ASSIGNMENT: Find every line below with the string "title" and pick it out.

☆ ☆ ☆

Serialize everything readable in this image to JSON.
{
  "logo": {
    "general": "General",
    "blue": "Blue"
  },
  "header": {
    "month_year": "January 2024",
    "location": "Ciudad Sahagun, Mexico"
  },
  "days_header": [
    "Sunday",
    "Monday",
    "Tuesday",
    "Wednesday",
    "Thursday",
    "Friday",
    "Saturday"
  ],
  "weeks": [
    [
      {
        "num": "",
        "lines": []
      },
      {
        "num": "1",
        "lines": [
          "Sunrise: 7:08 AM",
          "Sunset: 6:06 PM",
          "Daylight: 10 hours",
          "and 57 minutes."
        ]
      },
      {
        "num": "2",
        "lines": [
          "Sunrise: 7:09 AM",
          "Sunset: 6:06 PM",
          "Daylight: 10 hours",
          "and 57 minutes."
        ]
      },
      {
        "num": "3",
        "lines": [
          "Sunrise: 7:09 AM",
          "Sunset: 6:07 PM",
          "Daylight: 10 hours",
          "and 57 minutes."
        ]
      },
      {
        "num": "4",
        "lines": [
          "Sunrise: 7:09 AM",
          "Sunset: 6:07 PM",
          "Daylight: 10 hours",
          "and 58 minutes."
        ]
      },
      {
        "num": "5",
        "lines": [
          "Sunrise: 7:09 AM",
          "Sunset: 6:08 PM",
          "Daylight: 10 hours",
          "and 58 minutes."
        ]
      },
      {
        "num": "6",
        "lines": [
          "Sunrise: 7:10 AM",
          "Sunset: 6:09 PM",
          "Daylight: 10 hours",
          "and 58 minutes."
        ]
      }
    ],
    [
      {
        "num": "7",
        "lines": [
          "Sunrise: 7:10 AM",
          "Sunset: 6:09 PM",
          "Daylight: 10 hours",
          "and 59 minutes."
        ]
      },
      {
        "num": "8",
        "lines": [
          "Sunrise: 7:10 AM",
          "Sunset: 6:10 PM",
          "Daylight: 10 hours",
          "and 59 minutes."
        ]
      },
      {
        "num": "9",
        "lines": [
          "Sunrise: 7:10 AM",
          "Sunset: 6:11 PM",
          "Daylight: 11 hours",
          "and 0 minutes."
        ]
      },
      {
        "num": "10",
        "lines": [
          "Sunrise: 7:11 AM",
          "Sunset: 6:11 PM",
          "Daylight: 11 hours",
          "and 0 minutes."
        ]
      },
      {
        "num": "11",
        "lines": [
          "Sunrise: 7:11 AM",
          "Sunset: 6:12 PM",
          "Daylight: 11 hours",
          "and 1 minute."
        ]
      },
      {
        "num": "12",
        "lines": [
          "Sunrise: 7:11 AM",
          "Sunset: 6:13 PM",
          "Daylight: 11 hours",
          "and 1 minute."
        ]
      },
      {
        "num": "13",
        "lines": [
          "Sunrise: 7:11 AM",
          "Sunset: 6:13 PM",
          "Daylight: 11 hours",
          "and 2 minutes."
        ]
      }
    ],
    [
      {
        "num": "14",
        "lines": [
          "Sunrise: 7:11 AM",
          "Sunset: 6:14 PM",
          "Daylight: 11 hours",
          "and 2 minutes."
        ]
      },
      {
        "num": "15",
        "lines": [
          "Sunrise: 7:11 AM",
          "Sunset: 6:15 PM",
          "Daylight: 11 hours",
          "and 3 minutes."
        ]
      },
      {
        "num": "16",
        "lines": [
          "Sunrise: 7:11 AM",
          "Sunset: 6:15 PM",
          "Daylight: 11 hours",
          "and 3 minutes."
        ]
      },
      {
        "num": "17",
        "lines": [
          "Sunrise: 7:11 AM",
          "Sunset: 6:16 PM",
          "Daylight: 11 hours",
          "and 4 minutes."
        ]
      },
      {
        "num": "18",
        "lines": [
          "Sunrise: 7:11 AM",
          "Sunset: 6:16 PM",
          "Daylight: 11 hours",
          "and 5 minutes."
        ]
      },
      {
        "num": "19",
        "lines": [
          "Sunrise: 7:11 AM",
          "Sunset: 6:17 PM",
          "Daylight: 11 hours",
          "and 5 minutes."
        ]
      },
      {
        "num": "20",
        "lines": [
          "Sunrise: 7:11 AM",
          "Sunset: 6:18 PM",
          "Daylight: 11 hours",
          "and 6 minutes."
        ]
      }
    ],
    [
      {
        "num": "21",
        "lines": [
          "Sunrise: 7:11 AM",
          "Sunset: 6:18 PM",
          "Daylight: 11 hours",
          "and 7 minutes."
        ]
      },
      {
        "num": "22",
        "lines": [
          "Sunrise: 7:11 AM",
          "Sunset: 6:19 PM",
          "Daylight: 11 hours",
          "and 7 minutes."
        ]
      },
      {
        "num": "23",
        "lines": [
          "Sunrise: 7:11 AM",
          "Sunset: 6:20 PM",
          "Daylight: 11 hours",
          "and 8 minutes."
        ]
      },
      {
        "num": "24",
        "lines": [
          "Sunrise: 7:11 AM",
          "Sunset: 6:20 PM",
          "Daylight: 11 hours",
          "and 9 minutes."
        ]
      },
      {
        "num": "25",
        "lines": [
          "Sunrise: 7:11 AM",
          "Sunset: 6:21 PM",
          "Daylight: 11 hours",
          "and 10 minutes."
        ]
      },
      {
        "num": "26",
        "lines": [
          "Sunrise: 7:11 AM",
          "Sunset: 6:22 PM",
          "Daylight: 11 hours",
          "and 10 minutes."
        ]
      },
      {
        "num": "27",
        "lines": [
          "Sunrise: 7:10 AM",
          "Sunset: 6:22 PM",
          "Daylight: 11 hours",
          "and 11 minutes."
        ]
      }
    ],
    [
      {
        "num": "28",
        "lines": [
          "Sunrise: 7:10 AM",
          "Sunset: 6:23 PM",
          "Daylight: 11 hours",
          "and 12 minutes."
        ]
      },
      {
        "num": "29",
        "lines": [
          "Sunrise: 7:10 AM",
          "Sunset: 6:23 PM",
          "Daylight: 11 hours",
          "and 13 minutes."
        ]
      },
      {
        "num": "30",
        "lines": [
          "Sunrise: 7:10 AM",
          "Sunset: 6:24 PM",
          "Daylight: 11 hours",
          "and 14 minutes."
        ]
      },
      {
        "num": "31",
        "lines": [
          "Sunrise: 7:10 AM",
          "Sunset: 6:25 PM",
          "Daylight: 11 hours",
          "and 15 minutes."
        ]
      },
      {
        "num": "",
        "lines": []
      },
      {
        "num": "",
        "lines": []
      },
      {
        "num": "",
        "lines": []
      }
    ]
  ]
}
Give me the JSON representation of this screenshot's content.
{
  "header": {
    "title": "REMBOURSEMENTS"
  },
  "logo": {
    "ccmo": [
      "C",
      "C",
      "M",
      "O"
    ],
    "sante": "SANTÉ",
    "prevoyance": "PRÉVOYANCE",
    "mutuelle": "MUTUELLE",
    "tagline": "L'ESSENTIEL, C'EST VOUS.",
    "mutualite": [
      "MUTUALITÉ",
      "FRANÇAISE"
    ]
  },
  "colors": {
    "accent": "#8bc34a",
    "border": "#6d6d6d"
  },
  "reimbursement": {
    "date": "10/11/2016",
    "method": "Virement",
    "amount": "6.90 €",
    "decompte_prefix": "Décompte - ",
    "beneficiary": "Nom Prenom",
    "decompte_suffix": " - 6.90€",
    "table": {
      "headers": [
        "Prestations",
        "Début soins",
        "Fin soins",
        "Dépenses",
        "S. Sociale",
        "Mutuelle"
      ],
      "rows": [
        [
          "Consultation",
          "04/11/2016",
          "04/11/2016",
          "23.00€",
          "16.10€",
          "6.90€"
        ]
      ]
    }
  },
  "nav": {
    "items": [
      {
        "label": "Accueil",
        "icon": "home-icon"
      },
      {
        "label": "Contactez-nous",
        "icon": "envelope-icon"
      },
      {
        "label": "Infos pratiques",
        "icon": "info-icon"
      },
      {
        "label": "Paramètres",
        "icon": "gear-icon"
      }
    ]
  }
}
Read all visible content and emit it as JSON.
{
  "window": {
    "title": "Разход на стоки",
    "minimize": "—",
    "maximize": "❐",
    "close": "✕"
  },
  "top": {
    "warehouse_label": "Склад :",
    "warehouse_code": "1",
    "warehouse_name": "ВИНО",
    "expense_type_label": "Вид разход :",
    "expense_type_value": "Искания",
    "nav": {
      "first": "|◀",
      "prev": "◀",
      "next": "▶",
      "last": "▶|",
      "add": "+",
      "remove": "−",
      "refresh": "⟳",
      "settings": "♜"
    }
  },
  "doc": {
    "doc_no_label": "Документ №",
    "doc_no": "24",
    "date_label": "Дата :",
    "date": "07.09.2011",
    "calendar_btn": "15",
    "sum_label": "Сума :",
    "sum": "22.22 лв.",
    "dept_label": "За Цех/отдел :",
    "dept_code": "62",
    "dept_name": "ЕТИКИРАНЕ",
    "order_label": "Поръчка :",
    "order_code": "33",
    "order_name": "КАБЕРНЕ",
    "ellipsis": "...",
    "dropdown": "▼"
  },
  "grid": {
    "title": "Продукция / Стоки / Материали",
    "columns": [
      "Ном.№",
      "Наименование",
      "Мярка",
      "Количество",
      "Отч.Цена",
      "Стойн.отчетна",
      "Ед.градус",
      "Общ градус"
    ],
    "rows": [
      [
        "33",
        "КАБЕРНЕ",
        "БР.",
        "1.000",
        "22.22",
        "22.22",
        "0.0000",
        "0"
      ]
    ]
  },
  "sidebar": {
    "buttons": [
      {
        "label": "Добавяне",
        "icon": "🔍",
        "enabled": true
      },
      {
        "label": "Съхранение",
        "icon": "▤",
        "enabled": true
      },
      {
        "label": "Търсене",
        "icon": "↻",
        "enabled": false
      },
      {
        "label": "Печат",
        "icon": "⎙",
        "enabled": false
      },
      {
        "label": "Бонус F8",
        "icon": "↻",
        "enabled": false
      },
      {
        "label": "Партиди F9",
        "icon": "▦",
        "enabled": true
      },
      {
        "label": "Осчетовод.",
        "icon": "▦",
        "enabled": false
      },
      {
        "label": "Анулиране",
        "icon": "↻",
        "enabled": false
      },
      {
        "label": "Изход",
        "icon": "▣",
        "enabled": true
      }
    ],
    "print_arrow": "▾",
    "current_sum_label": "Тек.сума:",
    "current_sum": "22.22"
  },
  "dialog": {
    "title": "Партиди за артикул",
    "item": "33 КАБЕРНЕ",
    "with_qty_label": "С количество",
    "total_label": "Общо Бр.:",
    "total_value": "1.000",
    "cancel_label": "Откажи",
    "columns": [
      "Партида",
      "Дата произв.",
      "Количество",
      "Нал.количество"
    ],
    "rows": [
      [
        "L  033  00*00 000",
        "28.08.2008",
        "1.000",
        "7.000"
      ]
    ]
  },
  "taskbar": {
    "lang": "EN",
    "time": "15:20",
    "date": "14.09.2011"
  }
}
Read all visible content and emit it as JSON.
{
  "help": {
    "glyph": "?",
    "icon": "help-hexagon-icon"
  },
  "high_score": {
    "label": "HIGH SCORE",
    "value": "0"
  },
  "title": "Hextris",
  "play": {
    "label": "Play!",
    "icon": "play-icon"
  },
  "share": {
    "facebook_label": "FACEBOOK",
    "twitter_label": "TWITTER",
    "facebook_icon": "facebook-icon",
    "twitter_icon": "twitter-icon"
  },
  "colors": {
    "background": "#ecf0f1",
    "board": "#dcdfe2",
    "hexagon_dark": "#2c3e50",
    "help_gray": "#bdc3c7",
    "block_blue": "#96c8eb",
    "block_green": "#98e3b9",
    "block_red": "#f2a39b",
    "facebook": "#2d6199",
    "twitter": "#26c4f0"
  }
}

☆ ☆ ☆

RESPONSE TO THE TASK:
    "title": "REMBOURSEMENTS"
    "title": "Разход на стоки",
    "title": "Продукция / Стоки / Материали",
    "title": "Партиди за артикул",
  "title": "Hextris",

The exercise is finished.